The outlook for a Republican re-control of the Oregon House continues to worsen: Representative John Dallum, R-The Dalles, said today he will resign as of the end of the month. He had been thought likely to run again; as it is, a Republican successor will likely be named in August.
Politics and the shift to the minority evidently aren’t the reason. An e-mail that went to The Dalles Chronicle explained, “I have been offered a job in Valier, Montana, a town that is less then two hours away from my grandkids! Dorthy and I could not pass up the opportunity to move back to Montana where we could be close to family.”
There is political impact, however.
This is a big (geographically) district, running from John Day to west of The Dalles (just missing Hood River). It’s classic east-of-Cascades country, sparsely populated, landscaped with deserts, mountains and the occasional forest. It is classic too in its usual political leanings, solidly Republican.
Dallum was appointed to the House in June 2004, then won the general election that year with 58.3% of the vote, about what you might expect for a first-time candidate in this Republican district. He won all nine counties except little Gilliam, which occasionally has been known to flip Democratic. The 2006 election threw something of a question mark into the picture, though, when Democrat Jim Gilbertson held Dallum to 50.6% of the vote. It was one of the most striking results of the year in northwest legislative races.

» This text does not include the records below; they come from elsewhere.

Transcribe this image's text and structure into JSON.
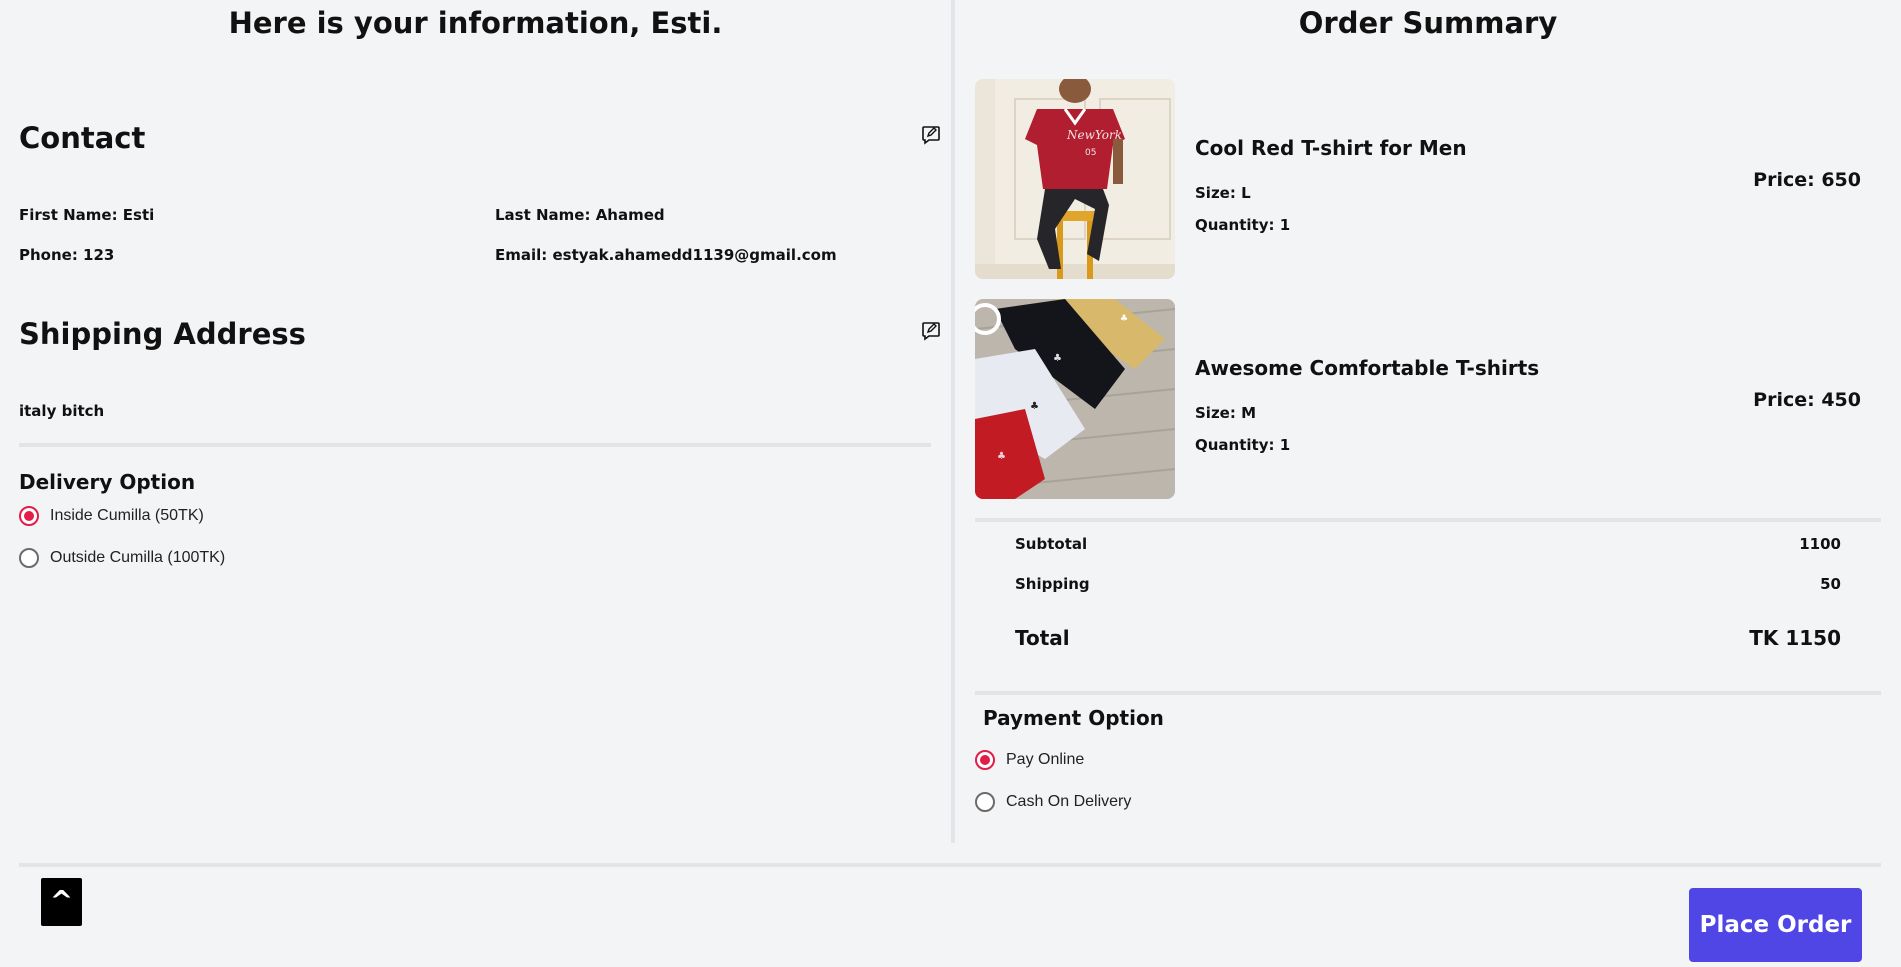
{
  "info": {
    "title": "Here is your information, Esti.",
    "contact": {
      "heading": "Contact",
      "first_name": "First Name: Esti",
      "last_name": "Last Name: Ahamed",
      "phone": "Phone: 123",
      "email": "Email: estyak.ahamedd1139@gmail.com"
    },
    "shipping": {
      "heading": "Shipping Address",
      "address": "italy bitch"
    },
    "delivery": {
      "heading": "Delivery Option",
      "options": [
        {
          "label": "Inside Cumilla (50TK)",
          "selected": true
        },
        {
          "label": "Outside Cumilla (100TK)",
          "selected": false
        }
      ]
    }
  },
  "order": {
    "title": "Order Summary",
    "items": [
      {
        "name": "Cool Red T-shirt for Men",
        "size": "Size: L",
        "quantity": "Quantity: 1",
        "price": "Price: 650",
        "image": "man-in-red-tshirt-photo"
      },
      {
        "name": "Awesome Comfortable T-shirts",
        "size": "Size: M",
        "quantity": "Quantity: 1",
        "price": "Price: 450",
        "image": "folded-tshirts-photo"
      }
    ],
    "summary": {
      "subtotal_label": "Subtotal",
      "subtotal": "1100",
      "shipping_label": "Shipping",
      "shipping": "50",
      "total_label": "Total",
      "total": "TK 1150"
    },
    "payment": {
      "heading": "Payment Option",
      "options": [
        {
          "label": "Pay Online",
          "selected": true
        },
        {
          "label": "Cash On Delivery",
          "selected": false
        }
      ]
    }
  },
  "footer": {
    "scroll_top_label": "^",
    "place_order_label": "Place Order"
  },
  "colors": {
    "accent": "#4f46e5",
    "radio_selected": "#e11d48",
    "background": "#f3f4f6"
  }
}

Was it a fluke? Gilbertson, who also ran in 2002 and lost to Republican John Mabrey, held the Republican that year to 55.1%, and won Wasco County, which contributes more votes than any other in the district. In 2006, Gilbertson again won Wasco and also Jefferson – those two counties contribute more than half of the district’s vote total – as well as Gilliam.
And in 2008? Well, the votes in Wasco and Jefferson that Gilbertson has been getting came in great part from the new recreation areas, the fastest-growing parts of this district. If lately Democrats fell just a little short here, they might not in the next cycle or two: The local demographics seem to be on their side, bleed-over in part from Hood River.
That’s not a prediction this seat will necessarily go Democratic in 2008. It is a suggestion that it could, that Republicans will not be able to take it for granted, and may have to work to defend it. That wouldn’t have seemed likely just a few years back. All that may have been true with Dallum in place; his successor may have a tougher time.Share on Facebook